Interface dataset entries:
*** Block opens ***
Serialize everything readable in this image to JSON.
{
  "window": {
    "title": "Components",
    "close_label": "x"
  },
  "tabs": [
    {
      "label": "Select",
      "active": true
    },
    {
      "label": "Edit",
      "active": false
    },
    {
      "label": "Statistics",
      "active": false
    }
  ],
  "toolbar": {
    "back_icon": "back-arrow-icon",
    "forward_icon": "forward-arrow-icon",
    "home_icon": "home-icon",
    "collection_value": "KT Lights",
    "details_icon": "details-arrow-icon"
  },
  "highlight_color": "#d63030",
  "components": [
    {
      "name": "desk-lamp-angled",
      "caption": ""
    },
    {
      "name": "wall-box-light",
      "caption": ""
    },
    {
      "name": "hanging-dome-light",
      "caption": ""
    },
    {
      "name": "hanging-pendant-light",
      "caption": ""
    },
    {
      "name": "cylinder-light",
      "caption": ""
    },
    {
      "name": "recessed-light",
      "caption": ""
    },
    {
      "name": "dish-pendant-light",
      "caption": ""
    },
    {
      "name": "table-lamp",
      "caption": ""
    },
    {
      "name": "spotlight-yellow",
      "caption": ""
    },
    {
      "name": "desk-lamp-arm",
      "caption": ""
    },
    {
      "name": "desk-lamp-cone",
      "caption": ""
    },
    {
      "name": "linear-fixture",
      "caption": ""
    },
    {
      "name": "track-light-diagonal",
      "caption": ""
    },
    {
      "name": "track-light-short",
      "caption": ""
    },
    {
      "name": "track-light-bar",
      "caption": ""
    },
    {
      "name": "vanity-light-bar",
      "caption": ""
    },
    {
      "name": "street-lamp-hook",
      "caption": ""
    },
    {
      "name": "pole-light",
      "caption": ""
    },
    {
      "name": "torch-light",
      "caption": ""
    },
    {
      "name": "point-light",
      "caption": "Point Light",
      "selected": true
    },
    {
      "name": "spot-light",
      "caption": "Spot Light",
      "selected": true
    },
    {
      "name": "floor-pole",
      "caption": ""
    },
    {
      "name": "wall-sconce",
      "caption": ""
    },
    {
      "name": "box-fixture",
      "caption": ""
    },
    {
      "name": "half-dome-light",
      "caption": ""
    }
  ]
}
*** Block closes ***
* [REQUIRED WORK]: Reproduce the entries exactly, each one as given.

* [RESPONSE TO THIS EXERCISE]:
Serialize everything readable in this image to JSON.
{
  "window": {
    "title": "Components",
    "close_label": "x"
  },
  "tabs": [
    {
      "label": "Select",
      "active": true
    },
    {
      "label": "Edit",
      "active": false
    },
    {
      "label": "Statistics",
      "active": false
    }
  ],
  "toolbar": {
    "back_icon": "back-arrow-icon",
    "forward_icon": "forward-arrow-icon",
    "home_icon": "home-icon",
    "collection_value": "KT Lights",
    "details_icon": "details-arrow-icon"
  },
  "highlight_color": "#d63030",
  "components": [
    {
      "name": "desk-lamp-angled",
      "caption": ""
    },
    {
      "name": "wall-box-light",
      "caption": ""
    },
    {
      "name": "hanging-dome-light",
      "caption": ""
    },
    {
      "name": "hanging-pendant-light",
      "caption": ""
    },
    {
      "name": "cylinder-light",
      "caption": ""
    },
    {
      "name": "recessed-light",
      "caption": ""
    },
    {
      "name": "dish-pendant-light",
      "caption": ""
    },
    {
      "name": "table-lamp",
      "caption": ""
    },
    {
      "name": "spotlight-yellow",
      "caption": ""
    },
    {
      "name": "desk-lamp-arm",
      "caption": ""
    },
    {
      "name": "desk-lamp-cone",
      "caption": ""
    },
    {
      "name": "linear-fixture",
      "caption": ""
    },
    {
      "name": "track-light-diagonal",
      "caption": ""
    },
    {
      "name": "track-light-short",
      "caption": ""
    },
    {
      "name": "track-light-bar",
      "caption": ""
    },
    {
      "name": "vanity-light-bar",
      "caption": ""
    },
    {
      "name": "street-lamp-hook",
      "caption": ""
    },
    {
      "name": "pole-light",
      "caption": ""
    },
    {
      "name": "torch-light",
      "caption": ""
    },
    {
      "name": "point-light",
      "caption": "Point Light",
      "selected": true
    },
    {
      "name": "spot-light",
      "caption": "Spot Light",
      "selected": true
    },
    {
      "name": "floor-pole",
      "caption": ""
    },
    {
      "name": "wall-sconce",
      "caption": ""
    },
    {
      "name": "box-fixture",
      "caption": ""
    },
    {
      "name": "half-dome-light",
      "caption": ""
    }
  ]
}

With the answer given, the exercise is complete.